Hain said the Kane County Sheriff’s Office will investigate and charge those who illegally possess firearms, but they will not proactively investigate gun owners who hold legal FOID cards in connection with the new law.

“We are not going to go knocking on doors to see if they have high-capacity magazines or assault rifles,” Hain said.

Instead, if they encounter a felon or someone committing a crime, they will use the ban as an enforcement mechanism to add charges, he said.

Hain argued the new law could cause an increase in black market trafficking of firearms. He said black market marijuana sales increased after recreational marijuana was legalized in 2020 in Illinois.

Hain said surrounding states have less strict regulations on weapons, so he believes the enhanced restrictions in Illinois will likely create an increase in the trafficking of weapons in the state.
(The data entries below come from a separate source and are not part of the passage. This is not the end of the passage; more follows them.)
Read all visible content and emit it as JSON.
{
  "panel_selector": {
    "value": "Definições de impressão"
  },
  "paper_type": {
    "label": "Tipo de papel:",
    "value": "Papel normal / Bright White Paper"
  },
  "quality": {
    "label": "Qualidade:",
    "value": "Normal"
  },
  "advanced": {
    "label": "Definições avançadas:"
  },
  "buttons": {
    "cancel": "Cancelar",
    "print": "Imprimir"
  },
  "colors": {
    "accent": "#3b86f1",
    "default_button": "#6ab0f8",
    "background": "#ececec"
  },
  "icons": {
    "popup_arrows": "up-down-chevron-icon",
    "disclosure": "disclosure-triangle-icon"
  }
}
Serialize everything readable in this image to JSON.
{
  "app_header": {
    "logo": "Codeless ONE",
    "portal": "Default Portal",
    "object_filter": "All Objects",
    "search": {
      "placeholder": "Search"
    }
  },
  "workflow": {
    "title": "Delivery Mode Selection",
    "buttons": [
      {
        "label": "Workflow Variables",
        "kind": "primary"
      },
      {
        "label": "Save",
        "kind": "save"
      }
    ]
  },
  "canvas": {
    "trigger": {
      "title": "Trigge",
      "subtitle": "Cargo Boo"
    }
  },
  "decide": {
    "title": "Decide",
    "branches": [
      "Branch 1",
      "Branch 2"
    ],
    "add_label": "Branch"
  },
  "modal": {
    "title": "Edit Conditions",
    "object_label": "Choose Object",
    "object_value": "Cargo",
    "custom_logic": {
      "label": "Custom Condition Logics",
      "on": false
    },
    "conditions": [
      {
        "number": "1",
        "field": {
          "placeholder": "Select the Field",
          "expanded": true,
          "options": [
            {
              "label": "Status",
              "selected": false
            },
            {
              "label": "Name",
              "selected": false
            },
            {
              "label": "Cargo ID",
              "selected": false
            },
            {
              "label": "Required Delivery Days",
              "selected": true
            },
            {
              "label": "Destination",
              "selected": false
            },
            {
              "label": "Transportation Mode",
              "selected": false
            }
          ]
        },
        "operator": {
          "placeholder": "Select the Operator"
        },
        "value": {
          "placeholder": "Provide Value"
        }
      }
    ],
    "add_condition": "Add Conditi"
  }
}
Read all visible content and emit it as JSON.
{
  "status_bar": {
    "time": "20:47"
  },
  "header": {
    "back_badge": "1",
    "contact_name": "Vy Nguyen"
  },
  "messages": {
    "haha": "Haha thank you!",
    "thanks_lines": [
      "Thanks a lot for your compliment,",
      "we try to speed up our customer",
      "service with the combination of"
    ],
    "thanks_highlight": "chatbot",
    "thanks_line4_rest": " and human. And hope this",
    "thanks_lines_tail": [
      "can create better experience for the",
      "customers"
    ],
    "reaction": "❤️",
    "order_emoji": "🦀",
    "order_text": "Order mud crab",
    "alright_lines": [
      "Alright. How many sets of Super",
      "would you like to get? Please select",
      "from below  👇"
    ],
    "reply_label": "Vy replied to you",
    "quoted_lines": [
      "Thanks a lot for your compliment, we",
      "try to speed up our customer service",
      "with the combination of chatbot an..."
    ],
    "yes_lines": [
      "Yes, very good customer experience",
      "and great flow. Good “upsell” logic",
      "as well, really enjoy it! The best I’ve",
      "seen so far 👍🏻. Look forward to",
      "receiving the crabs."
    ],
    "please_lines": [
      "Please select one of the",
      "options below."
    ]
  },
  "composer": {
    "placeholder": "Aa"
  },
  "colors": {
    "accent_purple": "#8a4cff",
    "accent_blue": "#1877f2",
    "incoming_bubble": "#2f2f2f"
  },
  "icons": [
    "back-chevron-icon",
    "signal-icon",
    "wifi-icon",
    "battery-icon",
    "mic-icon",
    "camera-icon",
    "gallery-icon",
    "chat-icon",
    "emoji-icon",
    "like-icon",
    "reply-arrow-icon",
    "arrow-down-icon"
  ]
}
This will make our citizens less safe and our cops less safe,” Hain told Kane County Board members Thursday, adding that he wishes state legislation concerning gun violence would focus on mental health care or supporting law enforcement agencies more. “Active shooters are still going to get their hands on firearms whether the legislation creates more laws or not.”


Chicago Tribune reporters Rick Pearson and Jeremy Gorner contributed to this report.